The indefatigable pro-affirmative action group BAMN exemplifies all that can go wrong with student activism. The group throws around the word “racist” as a catch-all for anyone who isn’t militantly pro-affirmative action. It imports black high school students to curse, spit on and yell at the aforementioned racists. BAMN activists have been arrested for acting in violent and disruptive ways. As an institution, BAMN never realizes the folly of its strategy – and maintains that it, not University lawyers, successfully defended affirmative action in front of the U.S. Supreme Court.

Everyone else realizes these problems with BAMN. Groups like Students Supporting Affirmative Action have sprung up as mainstream alternatives to BAMN. The NAACP publicly condemned BAMN last semester. BAMN is everything every other progressive organization hopes not to become.

Yet organizations like SSAA are slowly slipping into the same trap as BAMN, though not intentionally. Misplaced furor and overused rhetoric have made well-intentioned progressive groups less effective and less relevant than they would otherwise have been.

Recently, several progressive organizations, including SSAA, kicked out three members who joined the secret society Michigamua. The underlying rationale was that Michigamua is racist, and progressive groups can’t tolerate members who sympathize with a racist organization.

Yet the entire case for Michigander’s supposed racism relies on its contentious, pre-2000 history. Just last year, the group tapped an Asian (Dennis Lee), a South Asian (Neal Pancholi), a self-described social justice advocate (Sam Woll) and an LGBT activist (Brian Hull). Despite this, campus progressives seem perfectly OK leveling accusations of persistent racism and discrimination.

Ironically, sympathy for the progressive Michigamua members (who appear as victims) has probably worked to bolster public support for the society.

Just yesterday, the former vice president of the campus NAACP chapter, Alex Moffett, sent an e-mail around campus in which she called for unity in the campus struggle against “racist practices” at The Michigan Daily.

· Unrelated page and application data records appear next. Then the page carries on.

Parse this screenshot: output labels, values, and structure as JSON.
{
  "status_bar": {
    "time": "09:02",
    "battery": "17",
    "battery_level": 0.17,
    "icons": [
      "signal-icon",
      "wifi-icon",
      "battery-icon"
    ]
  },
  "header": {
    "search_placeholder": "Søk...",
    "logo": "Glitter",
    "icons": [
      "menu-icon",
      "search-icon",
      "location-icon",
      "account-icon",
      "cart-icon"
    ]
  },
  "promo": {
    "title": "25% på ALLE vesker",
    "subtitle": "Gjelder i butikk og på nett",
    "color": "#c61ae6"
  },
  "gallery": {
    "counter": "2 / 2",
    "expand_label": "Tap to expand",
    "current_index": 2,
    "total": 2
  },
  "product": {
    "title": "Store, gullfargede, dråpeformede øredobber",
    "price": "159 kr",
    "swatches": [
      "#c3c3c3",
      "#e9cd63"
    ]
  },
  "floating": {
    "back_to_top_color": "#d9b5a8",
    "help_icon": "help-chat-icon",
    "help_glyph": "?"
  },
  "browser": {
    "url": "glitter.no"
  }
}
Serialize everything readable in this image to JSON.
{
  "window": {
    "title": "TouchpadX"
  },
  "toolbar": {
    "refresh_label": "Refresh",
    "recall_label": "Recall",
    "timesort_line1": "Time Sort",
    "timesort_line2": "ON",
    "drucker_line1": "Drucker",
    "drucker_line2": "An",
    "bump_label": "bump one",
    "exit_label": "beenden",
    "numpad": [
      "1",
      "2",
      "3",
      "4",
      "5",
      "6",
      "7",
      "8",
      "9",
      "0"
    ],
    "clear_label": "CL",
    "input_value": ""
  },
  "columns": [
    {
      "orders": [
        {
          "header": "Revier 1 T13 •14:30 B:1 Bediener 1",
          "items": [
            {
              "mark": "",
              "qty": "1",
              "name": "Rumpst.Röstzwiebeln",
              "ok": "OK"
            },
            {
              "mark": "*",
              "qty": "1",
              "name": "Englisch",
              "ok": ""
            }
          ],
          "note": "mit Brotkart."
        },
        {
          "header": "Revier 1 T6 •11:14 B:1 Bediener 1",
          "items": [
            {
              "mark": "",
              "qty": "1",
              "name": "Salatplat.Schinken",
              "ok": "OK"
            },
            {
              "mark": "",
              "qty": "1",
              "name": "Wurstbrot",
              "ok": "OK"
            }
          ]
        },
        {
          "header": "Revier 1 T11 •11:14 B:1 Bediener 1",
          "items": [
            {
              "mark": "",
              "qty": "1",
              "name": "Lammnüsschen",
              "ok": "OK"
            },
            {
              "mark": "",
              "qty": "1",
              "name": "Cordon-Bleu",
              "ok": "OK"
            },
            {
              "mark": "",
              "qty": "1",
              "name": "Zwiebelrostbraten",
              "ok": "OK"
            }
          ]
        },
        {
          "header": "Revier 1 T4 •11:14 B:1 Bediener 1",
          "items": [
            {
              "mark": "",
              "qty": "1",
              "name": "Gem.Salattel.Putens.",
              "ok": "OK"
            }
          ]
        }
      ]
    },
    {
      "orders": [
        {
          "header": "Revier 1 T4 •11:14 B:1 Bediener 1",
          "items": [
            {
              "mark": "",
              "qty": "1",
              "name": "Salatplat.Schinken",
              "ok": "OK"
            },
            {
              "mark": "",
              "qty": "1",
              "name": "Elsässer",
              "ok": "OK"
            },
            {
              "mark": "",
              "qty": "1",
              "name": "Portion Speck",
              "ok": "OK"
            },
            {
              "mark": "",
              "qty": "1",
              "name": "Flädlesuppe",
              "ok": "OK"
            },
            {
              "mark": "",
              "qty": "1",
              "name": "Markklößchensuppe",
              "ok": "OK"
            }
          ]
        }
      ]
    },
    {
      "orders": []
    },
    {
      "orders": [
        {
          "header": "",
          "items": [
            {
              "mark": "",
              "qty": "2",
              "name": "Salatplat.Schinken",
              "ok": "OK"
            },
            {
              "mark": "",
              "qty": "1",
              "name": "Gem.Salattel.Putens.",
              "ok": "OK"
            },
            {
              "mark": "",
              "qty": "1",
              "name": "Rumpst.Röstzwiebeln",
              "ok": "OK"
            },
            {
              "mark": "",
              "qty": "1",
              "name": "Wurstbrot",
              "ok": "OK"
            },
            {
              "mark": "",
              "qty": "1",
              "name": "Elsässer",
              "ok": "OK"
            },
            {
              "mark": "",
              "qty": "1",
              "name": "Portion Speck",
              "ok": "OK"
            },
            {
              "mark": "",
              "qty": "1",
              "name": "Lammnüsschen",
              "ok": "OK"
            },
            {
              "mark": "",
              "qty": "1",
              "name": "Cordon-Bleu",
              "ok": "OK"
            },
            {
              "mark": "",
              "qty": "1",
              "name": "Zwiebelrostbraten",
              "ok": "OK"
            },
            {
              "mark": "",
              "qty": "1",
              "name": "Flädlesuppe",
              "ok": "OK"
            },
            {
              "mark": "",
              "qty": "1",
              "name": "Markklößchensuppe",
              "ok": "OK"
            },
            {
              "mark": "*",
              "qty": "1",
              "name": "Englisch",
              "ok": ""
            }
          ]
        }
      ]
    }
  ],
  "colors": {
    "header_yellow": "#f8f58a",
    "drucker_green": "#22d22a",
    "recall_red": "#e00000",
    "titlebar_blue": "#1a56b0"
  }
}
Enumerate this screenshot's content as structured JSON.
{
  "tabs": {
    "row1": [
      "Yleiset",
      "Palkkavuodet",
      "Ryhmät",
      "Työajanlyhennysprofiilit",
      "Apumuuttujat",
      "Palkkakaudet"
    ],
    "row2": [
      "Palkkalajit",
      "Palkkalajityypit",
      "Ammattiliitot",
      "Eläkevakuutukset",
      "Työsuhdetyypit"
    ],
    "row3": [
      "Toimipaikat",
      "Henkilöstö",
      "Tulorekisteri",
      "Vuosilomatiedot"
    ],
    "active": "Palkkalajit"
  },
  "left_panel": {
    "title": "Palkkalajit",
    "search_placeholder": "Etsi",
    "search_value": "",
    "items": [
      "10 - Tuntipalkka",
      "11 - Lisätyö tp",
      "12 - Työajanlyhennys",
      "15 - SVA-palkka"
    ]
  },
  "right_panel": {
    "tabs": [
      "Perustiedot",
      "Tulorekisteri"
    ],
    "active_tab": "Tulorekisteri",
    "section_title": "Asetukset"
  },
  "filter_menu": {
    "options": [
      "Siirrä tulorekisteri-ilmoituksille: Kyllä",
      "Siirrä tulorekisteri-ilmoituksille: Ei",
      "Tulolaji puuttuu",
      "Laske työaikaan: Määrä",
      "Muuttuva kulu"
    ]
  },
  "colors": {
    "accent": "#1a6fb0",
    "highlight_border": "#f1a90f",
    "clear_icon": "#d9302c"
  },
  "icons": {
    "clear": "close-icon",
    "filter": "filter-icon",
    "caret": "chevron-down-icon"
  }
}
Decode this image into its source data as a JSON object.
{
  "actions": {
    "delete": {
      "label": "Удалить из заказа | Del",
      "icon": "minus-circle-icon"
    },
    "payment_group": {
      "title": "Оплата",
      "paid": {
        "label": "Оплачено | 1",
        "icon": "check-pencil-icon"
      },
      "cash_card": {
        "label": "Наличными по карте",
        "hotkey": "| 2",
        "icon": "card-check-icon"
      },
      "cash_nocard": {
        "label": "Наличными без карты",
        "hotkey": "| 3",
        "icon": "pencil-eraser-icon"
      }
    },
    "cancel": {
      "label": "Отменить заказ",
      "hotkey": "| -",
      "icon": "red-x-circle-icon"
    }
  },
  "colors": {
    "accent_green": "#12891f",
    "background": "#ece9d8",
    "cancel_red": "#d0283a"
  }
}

That’s a pretty serious charge. But it isn’t warranted. There’s a critical difference between “racist practices,” which implies systematic and pervasive racism, and publishing two insensitive cartoons. At worst, the Daily editors who presided over the cartoon crisis (including me) were guilty of bad judgement in publishing the second cartoon by Alexander Honkala (Fetid Chumbucket, 12/08/2005). The first cartoon (The Bien Archives, 11/28/2006), however, needs no apology; Michelle Bien’s illustration fits squarely within the debate over affirmative action.

Accusations of racism when none are warranted simply detract from the meaning of the word. If the word is watered down, it becomes irrelevant. And when nobody believes racism is a problem because the word carries no significance – or because nobody is listening – progress ceases.

I’m not writing to defend this paper and my reputation. I’m writing because I think those fighting for civil rights are pushing themselves off a cliff by picking bad battles and fighting them poorly. Moffett, BAMN, the SRAC and the groups mentioned earlier may believe they are acting in minority communities’ best interest. They’re not. They’re just making it more difficult for real racial problems to register on the public radar – because every time “racist” gets used when it’s not warranted, it becomes that much easier to ignore the word when it is.

Momin can be reached at smomin@umich.edu

Leave a comment

Your email address will not be published. Required fields are marked *